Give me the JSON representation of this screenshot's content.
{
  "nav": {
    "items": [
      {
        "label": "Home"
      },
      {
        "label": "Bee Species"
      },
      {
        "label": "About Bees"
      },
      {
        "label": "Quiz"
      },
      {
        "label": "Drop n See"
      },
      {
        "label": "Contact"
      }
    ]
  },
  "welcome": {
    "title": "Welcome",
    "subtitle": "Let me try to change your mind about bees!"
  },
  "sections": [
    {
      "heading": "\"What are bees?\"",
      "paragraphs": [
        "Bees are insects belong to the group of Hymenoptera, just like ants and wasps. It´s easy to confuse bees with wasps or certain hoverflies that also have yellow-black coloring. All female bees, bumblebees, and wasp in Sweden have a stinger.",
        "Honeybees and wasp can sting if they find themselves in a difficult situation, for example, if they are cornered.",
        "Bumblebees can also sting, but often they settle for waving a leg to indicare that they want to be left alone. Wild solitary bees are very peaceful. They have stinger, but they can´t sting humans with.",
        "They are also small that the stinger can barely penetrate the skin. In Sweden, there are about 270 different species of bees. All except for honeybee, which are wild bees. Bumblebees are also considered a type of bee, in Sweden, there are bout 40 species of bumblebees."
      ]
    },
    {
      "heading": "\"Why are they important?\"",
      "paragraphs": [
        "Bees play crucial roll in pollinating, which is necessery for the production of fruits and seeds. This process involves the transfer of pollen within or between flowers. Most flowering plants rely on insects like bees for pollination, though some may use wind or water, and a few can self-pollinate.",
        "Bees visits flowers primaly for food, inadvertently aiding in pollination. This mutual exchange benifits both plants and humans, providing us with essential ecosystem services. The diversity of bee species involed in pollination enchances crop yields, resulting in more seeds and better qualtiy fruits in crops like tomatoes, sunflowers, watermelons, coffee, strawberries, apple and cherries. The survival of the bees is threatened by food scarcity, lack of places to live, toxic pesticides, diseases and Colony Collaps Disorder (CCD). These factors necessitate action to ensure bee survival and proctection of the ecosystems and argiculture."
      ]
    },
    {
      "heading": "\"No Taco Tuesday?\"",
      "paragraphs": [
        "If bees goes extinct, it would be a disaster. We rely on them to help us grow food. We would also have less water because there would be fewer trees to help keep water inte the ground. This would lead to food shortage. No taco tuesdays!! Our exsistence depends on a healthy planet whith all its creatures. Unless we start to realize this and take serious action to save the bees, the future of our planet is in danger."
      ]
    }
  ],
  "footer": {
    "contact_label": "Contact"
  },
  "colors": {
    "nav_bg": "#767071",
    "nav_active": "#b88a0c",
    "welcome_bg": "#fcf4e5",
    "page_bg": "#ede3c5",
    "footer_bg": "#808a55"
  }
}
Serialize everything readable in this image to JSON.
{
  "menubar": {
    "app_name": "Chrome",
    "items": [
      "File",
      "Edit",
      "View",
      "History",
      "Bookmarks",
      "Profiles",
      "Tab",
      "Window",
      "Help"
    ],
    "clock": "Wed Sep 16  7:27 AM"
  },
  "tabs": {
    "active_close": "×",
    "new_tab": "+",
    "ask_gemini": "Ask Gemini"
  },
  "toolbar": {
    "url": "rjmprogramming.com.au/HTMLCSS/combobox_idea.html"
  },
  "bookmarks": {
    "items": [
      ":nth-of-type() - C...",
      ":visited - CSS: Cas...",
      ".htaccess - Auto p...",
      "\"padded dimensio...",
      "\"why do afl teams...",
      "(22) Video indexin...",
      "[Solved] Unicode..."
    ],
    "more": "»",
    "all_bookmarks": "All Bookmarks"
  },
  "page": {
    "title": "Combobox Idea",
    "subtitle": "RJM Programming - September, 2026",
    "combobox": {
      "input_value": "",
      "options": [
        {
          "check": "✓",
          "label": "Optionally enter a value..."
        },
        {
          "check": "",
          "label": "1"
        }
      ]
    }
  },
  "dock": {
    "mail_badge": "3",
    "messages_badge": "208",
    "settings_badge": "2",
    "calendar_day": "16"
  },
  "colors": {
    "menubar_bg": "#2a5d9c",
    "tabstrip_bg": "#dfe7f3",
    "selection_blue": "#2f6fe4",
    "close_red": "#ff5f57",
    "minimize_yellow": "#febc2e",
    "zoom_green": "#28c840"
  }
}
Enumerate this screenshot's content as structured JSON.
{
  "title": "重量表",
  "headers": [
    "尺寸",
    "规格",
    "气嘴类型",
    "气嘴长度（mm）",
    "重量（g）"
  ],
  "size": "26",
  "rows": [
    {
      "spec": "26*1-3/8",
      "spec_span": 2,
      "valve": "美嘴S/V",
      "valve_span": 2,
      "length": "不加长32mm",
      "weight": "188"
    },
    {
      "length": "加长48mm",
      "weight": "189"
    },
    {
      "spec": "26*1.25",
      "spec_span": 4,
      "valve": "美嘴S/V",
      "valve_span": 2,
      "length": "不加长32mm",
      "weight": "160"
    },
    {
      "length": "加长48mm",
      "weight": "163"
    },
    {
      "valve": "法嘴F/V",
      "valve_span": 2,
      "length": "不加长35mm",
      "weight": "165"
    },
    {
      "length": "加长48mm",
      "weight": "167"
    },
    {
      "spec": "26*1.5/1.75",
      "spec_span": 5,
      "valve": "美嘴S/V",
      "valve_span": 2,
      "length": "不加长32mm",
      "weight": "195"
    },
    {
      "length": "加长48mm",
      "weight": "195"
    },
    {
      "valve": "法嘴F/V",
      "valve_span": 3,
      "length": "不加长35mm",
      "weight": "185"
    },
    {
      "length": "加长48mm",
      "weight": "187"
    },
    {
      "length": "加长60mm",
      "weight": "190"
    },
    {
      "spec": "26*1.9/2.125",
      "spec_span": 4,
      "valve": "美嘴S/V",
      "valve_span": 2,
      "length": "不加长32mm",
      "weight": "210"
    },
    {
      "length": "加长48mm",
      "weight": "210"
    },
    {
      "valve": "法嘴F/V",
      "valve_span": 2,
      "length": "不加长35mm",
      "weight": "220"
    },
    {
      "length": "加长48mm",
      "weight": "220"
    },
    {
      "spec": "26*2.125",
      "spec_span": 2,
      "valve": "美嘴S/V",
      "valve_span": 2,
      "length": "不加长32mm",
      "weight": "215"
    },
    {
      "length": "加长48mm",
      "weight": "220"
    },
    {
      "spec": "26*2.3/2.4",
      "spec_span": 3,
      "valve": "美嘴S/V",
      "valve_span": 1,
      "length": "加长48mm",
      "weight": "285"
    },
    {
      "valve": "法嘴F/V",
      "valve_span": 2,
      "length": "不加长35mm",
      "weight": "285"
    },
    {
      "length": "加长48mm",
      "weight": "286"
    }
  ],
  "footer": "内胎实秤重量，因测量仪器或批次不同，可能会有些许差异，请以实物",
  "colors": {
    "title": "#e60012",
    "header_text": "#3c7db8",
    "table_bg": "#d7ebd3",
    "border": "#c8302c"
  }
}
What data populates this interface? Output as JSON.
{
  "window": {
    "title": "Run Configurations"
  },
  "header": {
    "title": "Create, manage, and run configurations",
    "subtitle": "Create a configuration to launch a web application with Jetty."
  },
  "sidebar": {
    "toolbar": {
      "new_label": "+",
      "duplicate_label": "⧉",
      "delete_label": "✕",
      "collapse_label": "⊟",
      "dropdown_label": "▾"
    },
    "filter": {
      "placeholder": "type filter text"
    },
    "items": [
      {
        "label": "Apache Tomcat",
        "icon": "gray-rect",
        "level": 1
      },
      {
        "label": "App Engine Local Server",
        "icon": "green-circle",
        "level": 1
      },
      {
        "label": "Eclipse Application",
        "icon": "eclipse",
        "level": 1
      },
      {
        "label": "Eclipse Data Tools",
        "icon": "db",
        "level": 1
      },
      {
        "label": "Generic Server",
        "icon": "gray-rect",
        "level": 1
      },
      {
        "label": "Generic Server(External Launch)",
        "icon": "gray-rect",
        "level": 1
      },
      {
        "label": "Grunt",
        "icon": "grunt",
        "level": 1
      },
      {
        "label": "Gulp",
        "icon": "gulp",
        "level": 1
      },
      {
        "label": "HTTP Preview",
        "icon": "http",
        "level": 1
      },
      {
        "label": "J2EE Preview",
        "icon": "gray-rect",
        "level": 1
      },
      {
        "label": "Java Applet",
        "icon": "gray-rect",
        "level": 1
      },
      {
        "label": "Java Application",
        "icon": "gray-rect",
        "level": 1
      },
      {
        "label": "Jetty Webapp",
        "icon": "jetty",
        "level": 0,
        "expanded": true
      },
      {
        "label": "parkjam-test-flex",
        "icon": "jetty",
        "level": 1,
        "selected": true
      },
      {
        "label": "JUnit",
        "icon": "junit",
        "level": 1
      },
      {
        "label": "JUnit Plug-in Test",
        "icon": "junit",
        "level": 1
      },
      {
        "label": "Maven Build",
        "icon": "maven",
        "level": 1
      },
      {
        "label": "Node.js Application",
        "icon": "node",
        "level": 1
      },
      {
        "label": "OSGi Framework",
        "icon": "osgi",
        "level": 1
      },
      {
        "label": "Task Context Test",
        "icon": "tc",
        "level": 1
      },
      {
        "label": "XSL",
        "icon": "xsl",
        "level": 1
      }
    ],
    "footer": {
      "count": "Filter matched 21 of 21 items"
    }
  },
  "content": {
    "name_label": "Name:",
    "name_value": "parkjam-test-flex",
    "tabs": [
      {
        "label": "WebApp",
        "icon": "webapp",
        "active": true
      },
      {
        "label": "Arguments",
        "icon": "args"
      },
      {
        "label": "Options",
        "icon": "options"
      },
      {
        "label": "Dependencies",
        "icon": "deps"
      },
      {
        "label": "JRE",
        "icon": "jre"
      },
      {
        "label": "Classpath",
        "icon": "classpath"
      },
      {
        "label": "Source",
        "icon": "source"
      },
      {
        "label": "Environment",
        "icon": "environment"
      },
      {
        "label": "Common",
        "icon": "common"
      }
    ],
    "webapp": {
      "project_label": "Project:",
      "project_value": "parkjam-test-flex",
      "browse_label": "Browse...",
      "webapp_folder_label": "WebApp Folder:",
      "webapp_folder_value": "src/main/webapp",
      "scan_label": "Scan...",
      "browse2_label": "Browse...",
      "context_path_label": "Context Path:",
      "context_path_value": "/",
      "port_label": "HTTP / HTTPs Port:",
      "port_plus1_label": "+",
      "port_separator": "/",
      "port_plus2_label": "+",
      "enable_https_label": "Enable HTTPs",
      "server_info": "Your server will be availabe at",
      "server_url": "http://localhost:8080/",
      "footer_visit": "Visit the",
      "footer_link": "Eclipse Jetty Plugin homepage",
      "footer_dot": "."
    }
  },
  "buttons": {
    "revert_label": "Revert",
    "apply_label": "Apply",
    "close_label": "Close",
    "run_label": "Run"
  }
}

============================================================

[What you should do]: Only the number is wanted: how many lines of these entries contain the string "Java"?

[Solution to the problem]: 2